The omens are good. ASEM today is more energised and vibrant than at any time in recent years. Governments in both regions seem to have discarded earlier inertia and lack of interest in ASEM in favour of a more constructive and upbeat approach. The ASEM summit in Milan in October 2014 and the meeting of foreign ministers in Delhi in 2013 injected new momentum into the Asia-Europe relationship by reviewing and simplifying ASEM’s content, procedures and outreach. Still, more needs to be done. In the years ahead, governments must strike a satisfactory balance between using ASEM as a dialogue forum and meeting demands for enhanced action-oriented cooperation on selected themes of common interest.
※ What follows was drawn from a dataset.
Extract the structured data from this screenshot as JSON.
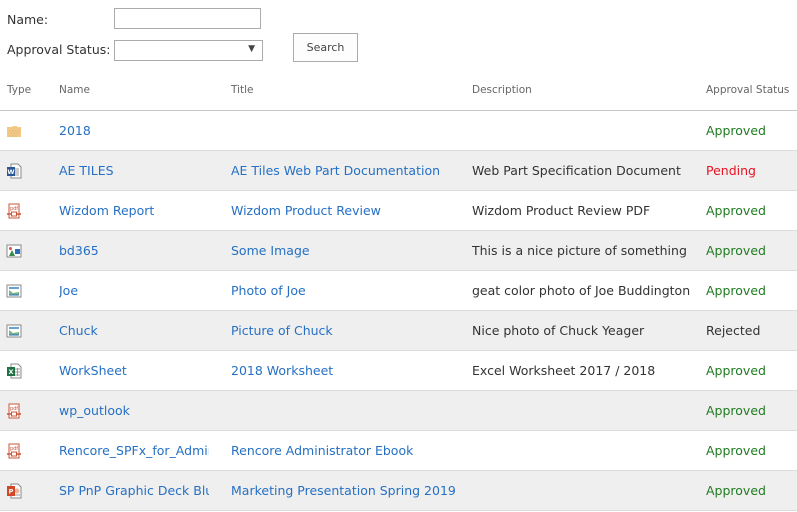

Above all, ASEM needs a new over-arching 21st Century narrative and raison d’etre which connects it to a broader global conversation on living and working together in an interdependent but increasingly anxious age. Asia and Europe face a growing list of common concerns ranging from climate change to tackling pandemics and combating violent extremism. The two regions economies are even more closely linked than before. A fragile security environment in one region prompts unease and tensions in the other.

Exploiting ASEM’s full potential therefore is about more than just improving the channels of communication between Asia and Europe. It is also about providing global public goods, better governance, managing complexities and tensions and working together in trying to shape a new world order. More than ever before, ASEM’s focus should therefore be on Asia-Europe cooperation to tackle wider regional and global challenges. It must also increase civil society involvement in ASEM in order to increase its visibility and relevance in the long-term.

This discussion paper explores the relevance and importance of ASEM in a rapidly-evolving and often volatile global order and looks at efforts under way to revive ASEM through the introduction of new formats and a sharper focus on content as well as through enhanced engagement with civil society and the media. It makes policy recommendations for energising the Asia-Europe partnership and ensuring that leaders hammer out a new blueprint for reviving ASEM at its 20th anniversary summit in 2016. The paper underlines the author’s view that ASEM is a vital element of Asia-Europe cooperation and global networking but needs a rethink – and a new narrative to make it relevant and credible in an unpredictable and complex “no polar” world.

The full text of the policy paper may be accessed through the link below: